The federal jury trial of the suspect in the deadliest antisemitic attack ever in the United States is scheduled to begin Tuesday morning, four and a half years after the shooting deaths of 11 worshipers at the Tree of Life synagogue in Pittsburgh.
Twelve jurors and six alternates chosen after a month of questioning of more than 200 jury candidates will hear the case against Robert Bowers. The jurors include 11 women and seven men.
Bowers, 50, could face the death penalty if convicted of some of the 63 counts he faces in the Oct. 27, 2018, attack at the Tree of Life synagogue building in the Squirrel Hill neighborhood. The attack claimed the lives of 11 worshipers from three congregations sharing the building, Dor Hadash, New Light and Tree of Life. Charges include 11 counts each of obstruction of free exercise of religion resulting in death and hate crimes resulting in death.
Prosecutors have said Bowers made antisemitic comments at the scene of the attack and online.
In proceedings before and during juror questioning, the defense has done little to cast doubt on whether Bowers was the gunman, instead focusing on preventing his execution.
Bowers, a truck driver from the Pittsburgh suburb of Baldwin, had offered to plead guilty in return for a life sentence, but federal prosecutors turned him down. Bowers’ defense attorneys also recently said he has schizophrenia and brain impairments.
As an indication that the guilt-or-innocence phase of the trial seems almost a foregone conclusion, Bowers' defense team spent little time in the jury selection process asking how potential jurors would come to a verdict.
Instead, the team focused on the penalty phase and how jurors would decide whether to impose the death penalty in a case of a man charged with hate-motivated killings in a house of worship. The defense probed whether potential jurors could consider factors such as mental illness or a difficult childhood.
Most observers expect Bowers to be convicted, which would result in a third phase of the trial focused on sentencing during which victims’ family members and other community leaders would testify.
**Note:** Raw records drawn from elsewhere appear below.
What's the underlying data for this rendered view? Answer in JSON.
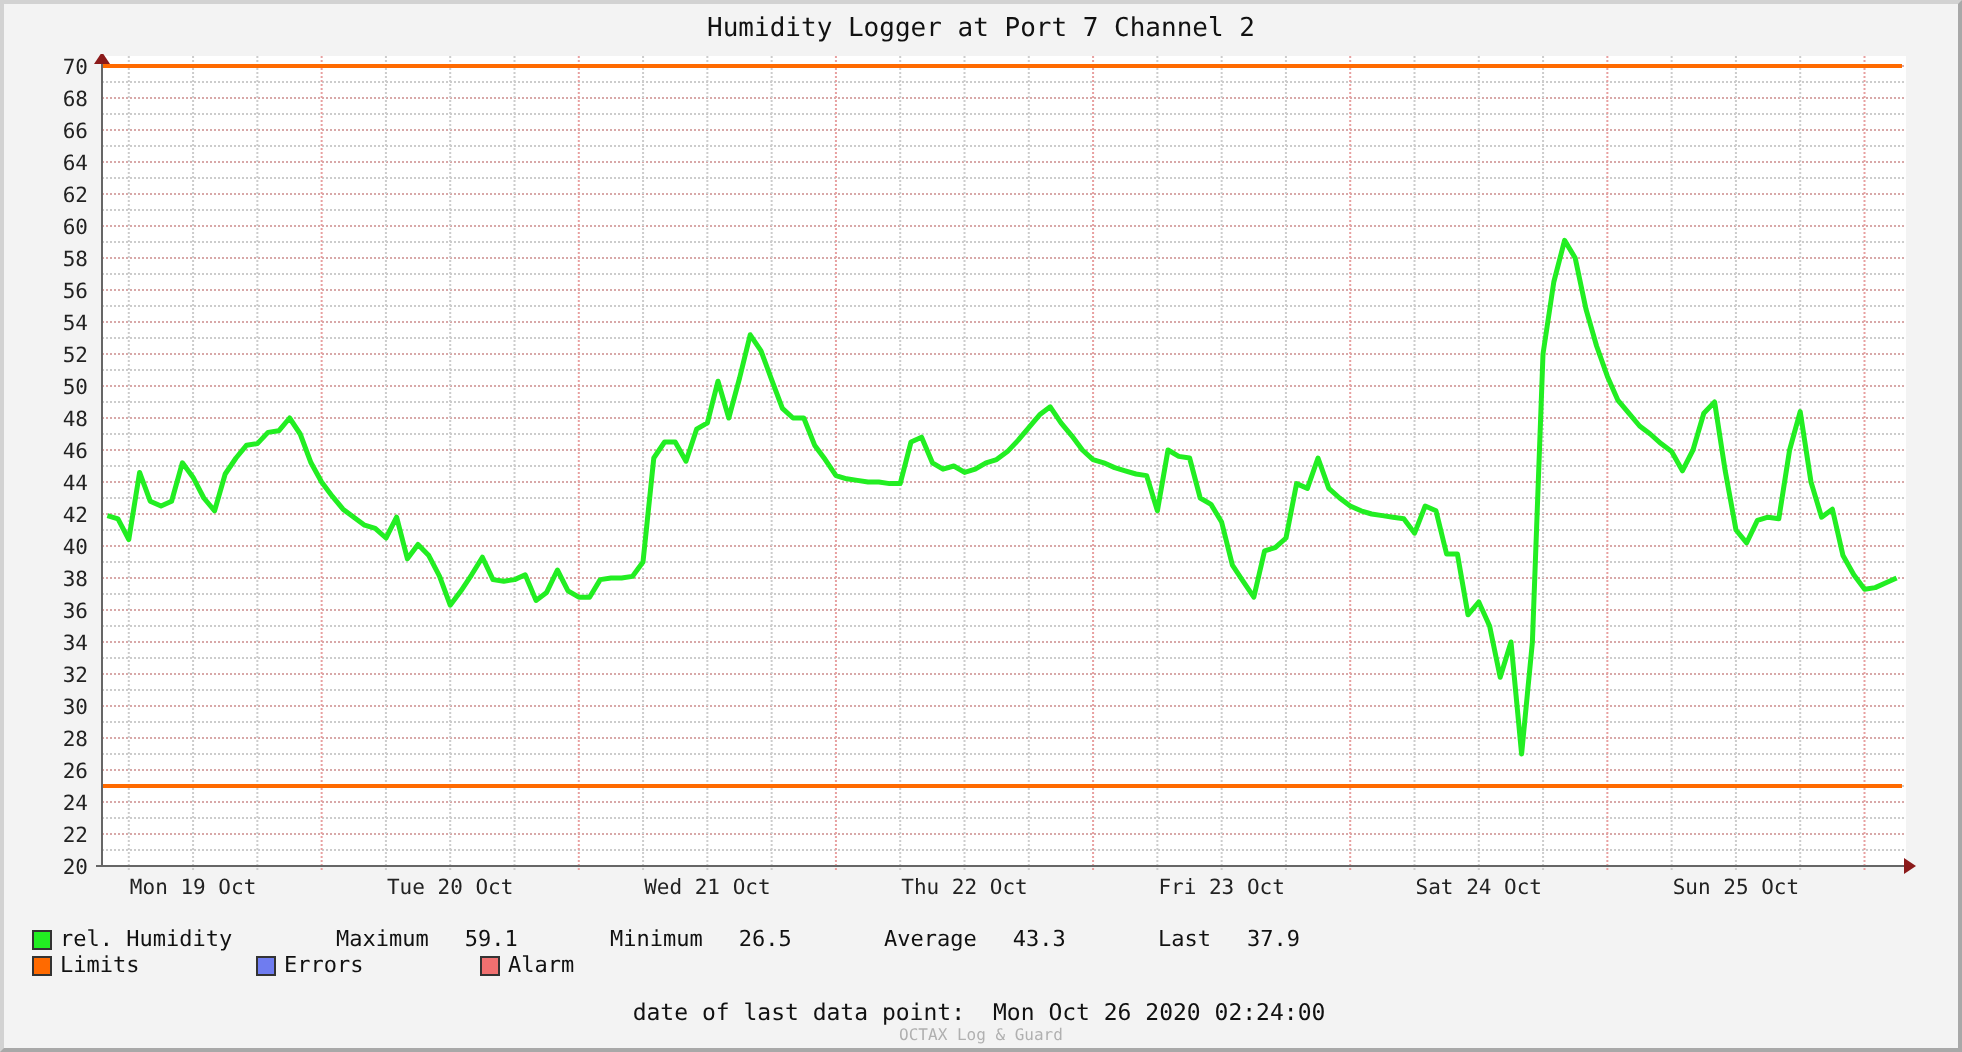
{
  "title": "Humidity Logger at Port 7 Channel 2",
  "chart_data": {
    "type": "line",
    "ylim": [
      20,
      70
    ],
    "categories": [
      null,
      null,
      null,
      null,
      null,
      null,
      null,
      null,
      "Mon 19 Oct",
      null,
      null,
      null,
      null,
      null,
      null,
      null,
      null,
      null,
      null,
      null,
      null,
      null,
      null,
      null,
      null,
      null,
      null,
      null,
      null,
      null,
      null,
      null,
      "Tue 20 Oct",
      null,
      null,
      null,
      null,
      null,
      null,
      null,
      null,
      null,
      null,
      null,
      null,
      null,
      null,
      null,
      null,
      null,
      null,
      null,
      null,
      null,
      null,
      null,
      "Wed 21 Oct",
      null,
      null,
      null,
      null,
      null,
      null,
      null,
      null,
      null,
      null,
      null,
      null,
      null,
      null,
      null,
      null,
      null,
      null,
      null,
      null,
      null,
      null,
      null,
      "Thu 22 Oct",
      null,
      null,
      null,
      null,
      null,
      null,
      null,
      null,
      null,
      null,
      null,
      null,
      null,
      null,
      null,
      null,
      null,
      null,
      null,
      null,
      null,
      null,
      null,
      "Fri 23 Oct",
      null,
      null,
      null,
      null,
      null,
      null,
      null,
      null,
      null,
      null,
      null,
      null,
      null,
      null,
      null,
      null,
      null,
      null,
      null,
      null,
      null,
      null,
      null,
      "Sat 24 Oct",
      null,
      null,
      null,
      null,
      null,
      null,
      null,
      null,
      null,
      null,
      null,
      null,
      null,
      null,
      null,
      null,
      null,
      null,
      null,
      null,
      null,
      null,
      null,
      "Sun 25 Oct",
      null,
      null,
      null,
      null,
      null,
      null,
      null,
      null,
      null,
      null,
      null,
      null,
      null,
      null,
      null
    ],
    "yticks": [
      20,
      22,
      24,
      26,
      28,
      30,
      32,
      34,
      36,
      38,
      40,
      42,
      44,
      46,
      48,
      50,
      52,
      54,
      56,
      58,
      60,
      62,
      64,
      66,
      68,
      70
    ],
    "series": [
      {
        "name": "rel. Humidity",
        "color": "#22ee22",
        "values": [
          41.9,
          41.7,
          40.4,
          44.6,
          42.8,
          42.5,
          42.8,
          45.2,
          44.3,
          43,
          42.2,
          44.5,
          45.5,
          46.3,
          46.4,
          47.1,
          47.2,
          48,
          47,
          45.2,
          44,
          43.1,
          42.3,
          41.8,
          41.3,
          41.1,
          40.5,
          41.8,
          39.2,
          40.1,
          39.4,
          38.1,
          36.3,
          37.2,
          38.2,
          39.3,
          37.9,
          37.8,
          37.9,
          38.2,
          36.6,
          37.1,
          38.5,
          37.2,
          36.8,
          36.8,
          37.9,
          38,
          38,
          38.1,
          39,
          45.5,
          46.5,
          46.5,
          45.3,
          47.3,
          47.7,
          50.3,
          48,
          50.5,
          53.2,
          52.2,
          50.4,
          48.6,
          48,
          48,
          46.3,
          45.4,
          44.4,
          44.2,
          44.1,
          44,
          44,
          43.9,
          43.9,
          46.5,
          46.8,
          45.2,
          44.8,
          45,
          44.6,
          44.8,
          45.2,
          45.4,
          45.9,
          46.6,
          47.4,
          48.2,
          48.7,
          47.7,
          46.9,
          46,
          45.4,
          45.2,
          44.9,
          44.7,
          44.5,
          44.4,
          42.2,
          46,
          45.6,
          45.5,
          43,
          42.6,
          41.5,
          38.8,
          37.8,
          36.8,
          39.7,
          39.9,
          40.5,
          43.9,
          43.6,
          45.5,
          43.6,
          43,
          42.5,
          42.2,
          42,
          41.9,
          41.8,
          41.7,
          40.8,
          42.5,
          42.2,
          39.5,
          39.5,
          35.7,
          36.5,
          35,
          31.8,
          34,
          27,
          34,
          52,
          56.5,
          59.1,
          58,
          54.8,
          52.5,
          50.6,
          49.1,
          48.3,
          47.5,
          47,
          46.4,
          45.9,
          44.7,
          46,
          48.3,
          49,
          44.7,
          41,
          40.2,
          41.6,
          41.8,
          41.7,
          46,
          48.4,
          44,
          41.8,
          42.3,
          39.4,
          38.2,
          37.3,
          37.4,
          37.7,
          38
        ]
      }
    ],
    "grid": true,
    "ref_lines": [
      {
        "axis": "y",
        "value": 70,
        "color": "#ff6a00"
      },
      {
        "axis": "y",
        "value": 25,
        "color": "#ff6a00"
      }
    ]
  },
  "legend": [
    {
      "stats": [
        {
          "label": "Maximum",
          "value": "59.1"
        },
        {
          "label": "Minimum",
          "value": "26.5"
        },
        {
          "label": "Average",
          "value": "43.3"
        },
        {
          "label": "Last",
          "value": "37.9"
        }
      ]
    },
    {
      "label": "Limits",
      "color": "#ff6a00"
    },
    {
      "label": "Errors",
      "color": "#6f7cf0"
    },
    {
      "label": "Alarm",
      "color": "#f07070"
    }
  ],
  "footer": {
    "label": "date of last data point:",
    "value": "Mon Oct 26 2020 02:24:00"
  },
  "watermark": "OCTAX Log & Guard"
}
Some relatives of the massacre’s victims have pushed for Bowers to be executed, while leaders of two of the three congregations have previously advocated against the death penalty.
The trial is taking place in the downtown Pittsburgh courthouse of the U.S. District Court for Western Pennsylvania, presided over by Judge Robert Colville, an appointee of former President Donald Trump.
Prosecutors are expected to tell jurors about incriminatory statements Bowers allegedly made to investigators, an online trail of antisemitic statements that they say shows the attack was motivated by religious hatred, and the guns recovered from him at the crime scene where police shot Bowers three times before he surrendered.
Prosecutors indicated in court filings that they might introduce autopsy records and 911 recordings during the trial, including recordings of two calls from victims who were subsequently shot to death.
Bowers also injured seven people, including five police officers who responded to the scene, investigators said.
In a filing earlier this year, prosecutors said Bowers “harbored deep, murderous animosity towards all Jewish people.” They said he also expressed hatred for HIAS, founded as the Hebrew Immigrant Aid Society, a nonprofit humanitarian group that helps refugees and asylum seekers.
Prosecutors wrote in a court filing that Bowers had nearly 400 followers on his Gab social media account “to whom he promoted his antisemitic views and calls to violence against Jews.”
The three congregations have spoken out against antisemitism and other forms of bigotry since the shootings. The Tree of Life Congregation also is working with partners on plans to overhaul its current building, which still stands but has been closed since the shootings, by creating a complex to house a sanctuary, museum, memorial and center for fighting antisemitism.
First published: 13:46, 05.30.23